All of the records must be set down again word for word.

- Source records -
------------------------------------------------------------------------
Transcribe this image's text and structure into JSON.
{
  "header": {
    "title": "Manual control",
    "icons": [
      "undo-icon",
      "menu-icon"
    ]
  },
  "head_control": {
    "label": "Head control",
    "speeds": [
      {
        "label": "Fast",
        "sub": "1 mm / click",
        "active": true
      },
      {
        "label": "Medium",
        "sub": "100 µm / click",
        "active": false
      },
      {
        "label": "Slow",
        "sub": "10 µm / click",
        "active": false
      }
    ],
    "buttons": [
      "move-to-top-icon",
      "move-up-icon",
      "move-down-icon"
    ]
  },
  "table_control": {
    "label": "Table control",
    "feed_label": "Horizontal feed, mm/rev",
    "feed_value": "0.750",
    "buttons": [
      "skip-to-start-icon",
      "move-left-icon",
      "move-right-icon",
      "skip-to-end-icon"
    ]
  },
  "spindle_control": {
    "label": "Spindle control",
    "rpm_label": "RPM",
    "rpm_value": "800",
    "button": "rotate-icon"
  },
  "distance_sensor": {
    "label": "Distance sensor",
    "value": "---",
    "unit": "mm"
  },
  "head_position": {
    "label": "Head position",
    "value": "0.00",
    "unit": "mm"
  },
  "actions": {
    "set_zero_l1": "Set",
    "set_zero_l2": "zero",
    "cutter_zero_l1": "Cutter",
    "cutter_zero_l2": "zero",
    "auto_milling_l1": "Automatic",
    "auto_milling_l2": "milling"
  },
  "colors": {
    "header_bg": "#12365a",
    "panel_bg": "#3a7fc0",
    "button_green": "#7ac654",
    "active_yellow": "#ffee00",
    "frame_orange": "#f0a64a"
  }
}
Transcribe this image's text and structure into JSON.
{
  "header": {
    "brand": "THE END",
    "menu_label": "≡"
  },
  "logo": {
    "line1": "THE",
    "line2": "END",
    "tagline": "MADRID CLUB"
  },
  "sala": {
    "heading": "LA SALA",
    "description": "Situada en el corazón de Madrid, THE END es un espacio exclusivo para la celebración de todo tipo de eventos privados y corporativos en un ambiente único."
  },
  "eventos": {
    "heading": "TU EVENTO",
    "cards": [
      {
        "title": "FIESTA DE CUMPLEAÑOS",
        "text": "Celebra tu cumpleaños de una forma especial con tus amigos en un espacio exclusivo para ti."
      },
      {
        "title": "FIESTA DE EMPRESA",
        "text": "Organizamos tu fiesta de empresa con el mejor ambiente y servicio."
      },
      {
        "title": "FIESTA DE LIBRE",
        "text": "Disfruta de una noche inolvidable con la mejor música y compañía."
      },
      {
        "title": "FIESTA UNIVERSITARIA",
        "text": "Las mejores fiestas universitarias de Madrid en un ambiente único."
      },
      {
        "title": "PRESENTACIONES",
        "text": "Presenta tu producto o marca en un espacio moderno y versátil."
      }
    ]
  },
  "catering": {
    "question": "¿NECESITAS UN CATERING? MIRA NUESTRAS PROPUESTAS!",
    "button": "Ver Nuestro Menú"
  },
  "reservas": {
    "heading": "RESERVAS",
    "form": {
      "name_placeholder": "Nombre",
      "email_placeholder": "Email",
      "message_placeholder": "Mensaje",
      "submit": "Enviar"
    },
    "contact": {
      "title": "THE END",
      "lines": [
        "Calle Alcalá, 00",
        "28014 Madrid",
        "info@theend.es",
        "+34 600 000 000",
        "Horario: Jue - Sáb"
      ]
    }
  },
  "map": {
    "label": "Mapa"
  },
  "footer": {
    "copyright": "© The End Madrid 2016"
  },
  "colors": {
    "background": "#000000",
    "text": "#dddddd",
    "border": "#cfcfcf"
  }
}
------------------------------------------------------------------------
- Result of the task -
Transcribe this image's text and structure into JSON.
{
  "header": {
    "title": "Manual control",
    "icons": [
      "undo-icon",
      "menu-icon"
    ]
  },
  "head_control": {
    "label": "Head control",
    "speeds": [
      {
        "label": "Fast",
        "sub": "1 mm / click",
        "active": true
      },
      {
        "label": "Medium",
        "sub": "100 µm / click",
        "active": false
      },
      {
        "label": "Slow",
        "sub": "10 µm / click",
        "active": false
      }
    ],
    "buttons": [
      "move-to-top-icon",
      "move-up-icon",
      "move-down-icon"
    ]
  },
  "table_control": {
    "label": "Table control",
    "feed_label": "Horizontal feed, mm/rev",
    "feed_value": "0.750",
    "buttons": [
      "skip-to-start-icon",
      "move-left-icon",
      "move-right-icon",
      "skip-to-end-icon"
    ]
  },
  "spindle_control": {
    "label": "Spindle control",
    "rpm_label": "RPM",
    "rpm_value": "800",
    "button": "rotate-icon"
  },
  "distance_sensor": {
    "label": "Distance sensor",
    "value": "---",
    "unit": "mm"
  },
  "head_position": {
    "label": "Head position",
    "value": "0.00",
    "unit": "mm"
  },
  "actions": {
    "set_zero_l1": "Set",
    "set_zero_l2": "zero",
    "cutter_zero_l1": "Cutter",
    "cutter_zero_l2": "zero",
    "auto_milling_l1": "Automatic",
    "auto_milling_l2": "milling"
  },
  "colors": {
    "header_bg": "#12365a",
    "panel_bg": "#3a7fc0",
    "button_green": "#7ac654",
    "active_yellow": "#ffee00",
    "frame_orange": "#f0a64a"
  }
}
Transcribe this image's text and structure into JSON.
{
  "header": {
    "brand": "THE END",
    "menu_label": "≡"
  },
  "logo": {
    "line1": "THE",
    "line2": "END",
    "tagline": "MADRID CLUB"
  },
  "sala": {
    "heading": "LA SALA",
    "description": "Situada en el corazón de Madrid, THE END es un espacio exclusivo para la celebración de todo tipo de eventos privados y corporativos en un ambiente único."
  },
  "eventos": {
    "heading": "TU EVENTO",
    "cards": [
      {
        "title": "FIESTA DE CUMPLEAÑOS",
        "text": "Celebra tu cumpleaños de una forma especial con tus amigos en un espacio exclusivo para ti."
      },
      {
        "title": "FIESTA DE EMPRESA",
        "text": "Organizamos tu fiesta de empresa con el mejor ambiente y servicio."
      },
      {
        "title": "FIESTA DE LIBRE",
        "text": "Disfruta de una noche inolvidable con la mejor música y compañía."
      },
      {
        "title": "FIESTA UNIVERSITARIA",
        "text": "Las mejores fiestas universitarias de Madrid en un ambiente único."
      },
      {
        "title": "PRESENTACIONES",
        "text": "Presenta tu producto o marca en un espacio moderno y versátil."
      }
    ]
  },
  "catering": {
    "question": "¿NECESITAS UN CATERING? MIRA NUESTRAS PROPUESTAS!",
    "button": "Ver Nuestro Menú"
  },
  "reservas": {
    "heading": "RESERVAS",
    "form": {
      "name_placeholder": "Nombre",
      "email_placeholder": "Email",
      "message_placeholder": "Mensaje",
      "submit": "Enviar"
    },
    "contact": {
      "title": "THE END",
      "lines": [
        "Calle Alcalá, 00",
        "28014 Madrid",
        "info@theend.es",
        "+34 600 000 000",
        "Horario: Jue - Sáb"
      ]
    }
  },
  "map": {
    "label": "Mapa"
  },
  "footer": {
    "copyright": "© The End Madrid 2016"
  },
  "colors": {
    "background": "#000000",
    "text": "#dddddd",
    "border": "#cfcfcf"
  }
}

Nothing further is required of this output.